Dataset rows describing interfaces:
##########

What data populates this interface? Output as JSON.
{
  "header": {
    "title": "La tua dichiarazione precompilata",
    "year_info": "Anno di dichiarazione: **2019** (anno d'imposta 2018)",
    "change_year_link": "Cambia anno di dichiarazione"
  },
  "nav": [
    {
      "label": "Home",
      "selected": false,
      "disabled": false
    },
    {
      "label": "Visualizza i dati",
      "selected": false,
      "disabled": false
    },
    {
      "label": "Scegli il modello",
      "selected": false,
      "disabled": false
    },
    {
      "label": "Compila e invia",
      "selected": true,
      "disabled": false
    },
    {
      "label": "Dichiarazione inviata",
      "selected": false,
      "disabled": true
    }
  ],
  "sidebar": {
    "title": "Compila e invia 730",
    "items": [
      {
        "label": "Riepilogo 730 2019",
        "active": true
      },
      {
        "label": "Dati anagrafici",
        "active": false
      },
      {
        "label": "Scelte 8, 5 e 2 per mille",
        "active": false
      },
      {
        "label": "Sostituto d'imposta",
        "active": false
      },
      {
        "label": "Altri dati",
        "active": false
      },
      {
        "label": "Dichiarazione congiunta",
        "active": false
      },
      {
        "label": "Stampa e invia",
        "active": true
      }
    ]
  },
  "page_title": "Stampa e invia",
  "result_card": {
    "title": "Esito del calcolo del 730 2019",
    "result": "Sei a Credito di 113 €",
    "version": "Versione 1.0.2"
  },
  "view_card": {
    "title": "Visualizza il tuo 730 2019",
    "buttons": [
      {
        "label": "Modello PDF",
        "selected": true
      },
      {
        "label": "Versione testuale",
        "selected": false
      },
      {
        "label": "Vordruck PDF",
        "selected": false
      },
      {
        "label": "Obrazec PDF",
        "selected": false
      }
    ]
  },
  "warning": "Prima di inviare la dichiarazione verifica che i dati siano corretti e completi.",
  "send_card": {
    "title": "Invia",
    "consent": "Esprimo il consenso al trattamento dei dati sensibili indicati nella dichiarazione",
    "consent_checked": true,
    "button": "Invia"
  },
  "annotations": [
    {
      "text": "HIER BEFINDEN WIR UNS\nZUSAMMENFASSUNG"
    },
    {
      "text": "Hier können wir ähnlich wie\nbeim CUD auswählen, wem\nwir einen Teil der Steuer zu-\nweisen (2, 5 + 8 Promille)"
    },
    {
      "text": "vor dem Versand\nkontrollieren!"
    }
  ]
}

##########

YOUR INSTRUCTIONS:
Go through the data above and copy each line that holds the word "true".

SOLUTION:
      "selected": true,
      "disabled": true
        "active": true
        "active": true
        "selected": true
    "consent_checked": true,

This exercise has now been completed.